Digital Researcher

Altmetrics beyond the numbers

There’s an interesting post up on Gaming Altmetrics at altmetric.com. We’re looking seriously at improving how our papers are presented for altmetric services like altmetric.com and ImpactStory.

What interests me is that there is a qualitative aspect to the coverage. Take for instance this entry on a recent paper:

Altmetrics for a recent paper.
Altmetrics for a recent paper.

If you have the bookmarklet you can track down who is saying what. That’s much more value than a number because it shows where the debate around a paper is going. I think this is why directly gaming altmetrics will be difficult. Easy solutions will add little value. For example, I could go to fiverr.com and pay $5 for someone to retweet links to our papers. However I don’t see what bland links from accounts with no followers will add qualitatively to the conversation around a paper, and I think it would show up pretty easily in the altmetrics.

I’m looking improving how we link to papers, our own and others, for a few months. Today, I’ve released a prototype plugin today for WordPress blogs (not wordpress.com blogs, sorry) that handles linking to DOIs, figshare, arXiv and ISBNs. It produces a citation that I hope ScienceSeeker.org will be able to read and a META tag to help sites like altmetric.com. If you want to try the beta, you can pop across to my personal site and download the plugin to test yourself. Once I’m happy it’s not going to accidentally destroy anyone’s site it’ll be released with a GPL, so anyone can use or re-write it for free.

The target is to produce something that adds value by making connections that are already there easier to spot, and not creating spurious mentions. Of course, I might have a lower standard for value than you. Altmetric.com’s post is a helpful starting point in working out what we should be tracking.

About the author

Alun Salt
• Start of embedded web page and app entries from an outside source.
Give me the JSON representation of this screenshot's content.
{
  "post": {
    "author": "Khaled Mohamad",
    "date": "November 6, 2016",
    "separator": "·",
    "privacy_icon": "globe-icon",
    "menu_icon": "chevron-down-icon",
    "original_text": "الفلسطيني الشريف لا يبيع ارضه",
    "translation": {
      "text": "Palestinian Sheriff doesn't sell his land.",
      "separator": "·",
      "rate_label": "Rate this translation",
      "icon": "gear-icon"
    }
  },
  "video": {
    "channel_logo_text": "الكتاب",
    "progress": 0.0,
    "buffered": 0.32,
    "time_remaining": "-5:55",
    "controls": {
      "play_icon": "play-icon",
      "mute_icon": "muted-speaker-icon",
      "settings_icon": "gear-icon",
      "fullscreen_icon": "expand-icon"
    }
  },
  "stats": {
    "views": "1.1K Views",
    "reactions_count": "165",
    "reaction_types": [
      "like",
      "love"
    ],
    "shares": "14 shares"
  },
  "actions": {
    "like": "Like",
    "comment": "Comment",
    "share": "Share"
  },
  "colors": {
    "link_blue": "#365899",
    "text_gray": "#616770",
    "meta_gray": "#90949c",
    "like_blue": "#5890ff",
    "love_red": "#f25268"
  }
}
When he's not the web developer for AoB Blog, Alun Salt researches something that could be mistaken for the archaeology of science. His current research is about whether there's such a thing as scientific heritage and if there is how would you recognise it?